* RECORD EXCERPTS:
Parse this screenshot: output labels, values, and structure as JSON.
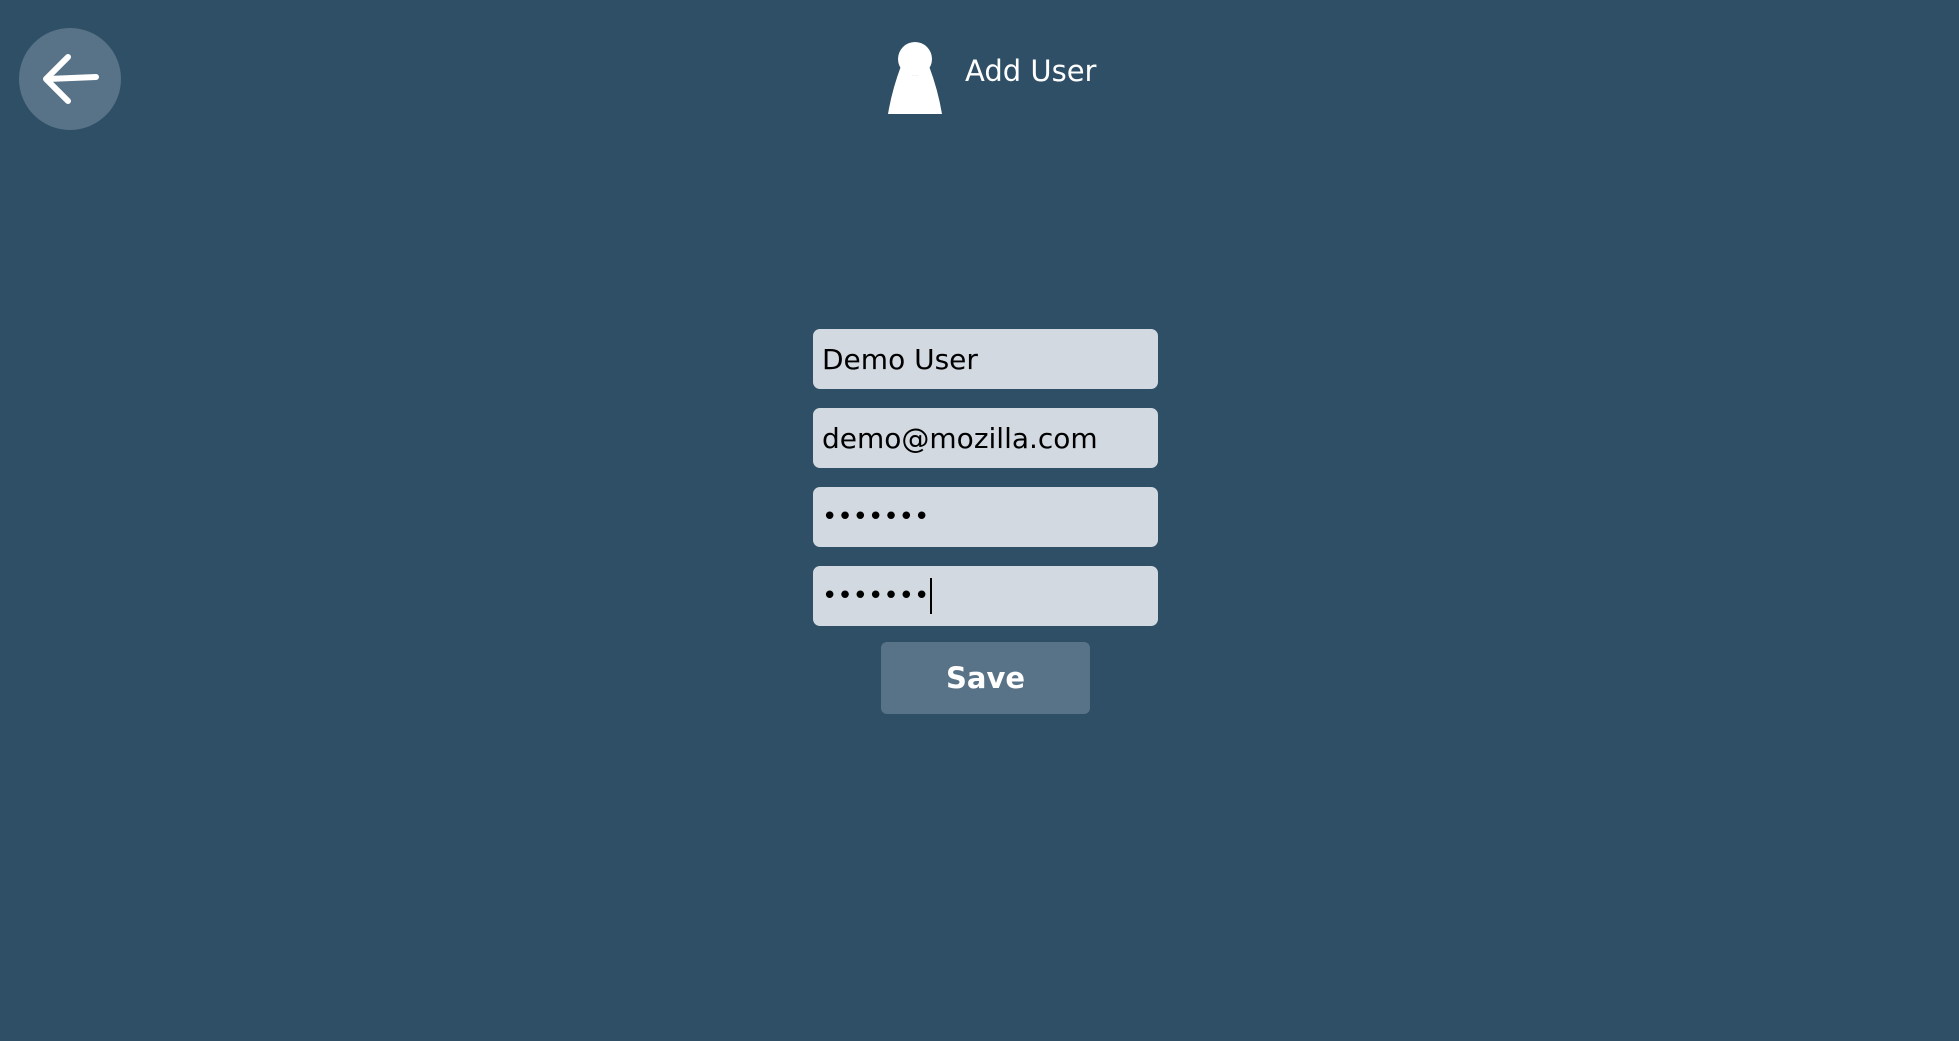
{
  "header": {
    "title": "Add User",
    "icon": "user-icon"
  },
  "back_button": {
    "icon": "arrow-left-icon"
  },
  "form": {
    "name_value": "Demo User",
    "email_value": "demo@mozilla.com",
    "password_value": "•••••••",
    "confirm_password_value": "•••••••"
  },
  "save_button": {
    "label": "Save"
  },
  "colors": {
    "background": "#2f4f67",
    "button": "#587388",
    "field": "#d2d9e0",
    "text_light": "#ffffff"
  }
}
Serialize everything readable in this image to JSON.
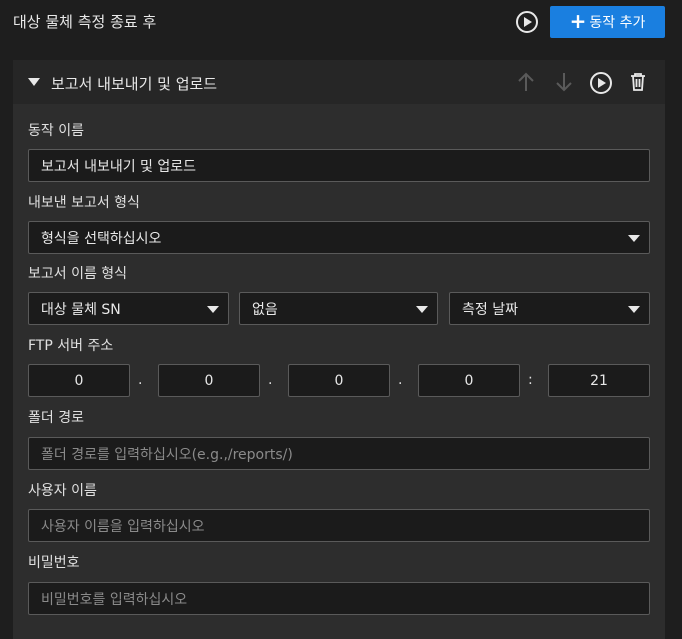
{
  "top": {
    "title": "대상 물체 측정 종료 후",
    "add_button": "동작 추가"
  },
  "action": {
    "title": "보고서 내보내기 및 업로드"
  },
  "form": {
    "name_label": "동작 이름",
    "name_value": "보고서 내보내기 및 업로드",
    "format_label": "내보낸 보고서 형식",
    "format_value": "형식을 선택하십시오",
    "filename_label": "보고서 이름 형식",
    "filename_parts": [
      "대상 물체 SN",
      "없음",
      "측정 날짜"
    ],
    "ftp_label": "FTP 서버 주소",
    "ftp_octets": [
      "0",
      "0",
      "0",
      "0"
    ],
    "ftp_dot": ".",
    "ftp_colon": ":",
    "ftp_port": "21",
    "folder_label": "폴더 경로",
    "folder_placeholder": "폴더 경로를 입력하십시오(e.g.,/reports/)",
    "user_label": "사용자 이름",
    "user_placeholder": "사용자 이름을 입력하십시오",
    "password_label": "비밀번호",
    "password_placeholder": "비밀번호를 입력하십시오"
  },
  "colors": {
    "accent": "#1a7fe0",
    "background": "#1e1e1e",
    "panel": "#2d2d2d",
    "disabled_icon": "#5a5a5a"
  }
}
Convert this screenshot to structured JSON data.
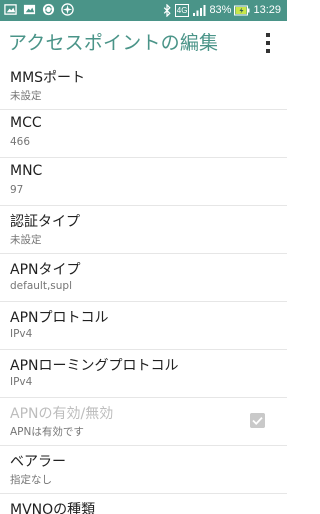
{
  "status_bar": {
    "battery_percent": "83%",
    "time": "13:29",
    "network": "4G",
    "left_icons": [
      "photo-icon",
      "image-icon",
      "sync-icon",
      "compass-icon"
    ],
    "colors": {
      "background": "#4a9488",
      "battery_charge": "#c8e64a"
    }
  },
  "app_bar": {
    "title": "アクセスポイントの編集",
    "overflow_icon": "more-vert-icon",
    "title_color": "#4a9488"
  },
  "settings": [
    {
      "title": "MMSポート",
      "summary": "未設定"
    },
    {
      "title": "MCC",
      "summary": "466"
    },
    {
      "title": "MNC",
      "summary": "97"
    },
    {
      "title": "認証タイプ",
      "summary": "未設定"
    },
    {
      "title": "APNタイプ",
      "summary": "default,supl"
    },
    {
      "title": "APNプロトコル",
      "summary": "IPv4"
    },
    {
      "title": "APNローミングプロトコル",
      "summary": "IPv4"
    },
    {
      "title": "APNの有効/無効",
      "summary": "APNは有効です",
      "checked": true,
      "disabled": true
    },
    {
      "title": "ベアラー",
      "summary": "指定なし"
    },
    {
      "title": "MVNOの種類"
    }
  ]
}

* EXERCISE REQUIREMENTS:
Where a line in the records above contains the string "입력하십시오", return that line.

* THE ANSWER:
    "folder_placeholder": "폴더 경로를 입력하십시오(e.g.,/reports/)",
    "user_placeholder": "사용자 이름을 입력하십시오",
    "password_placeholder": "비밀번호를 입력하십시오"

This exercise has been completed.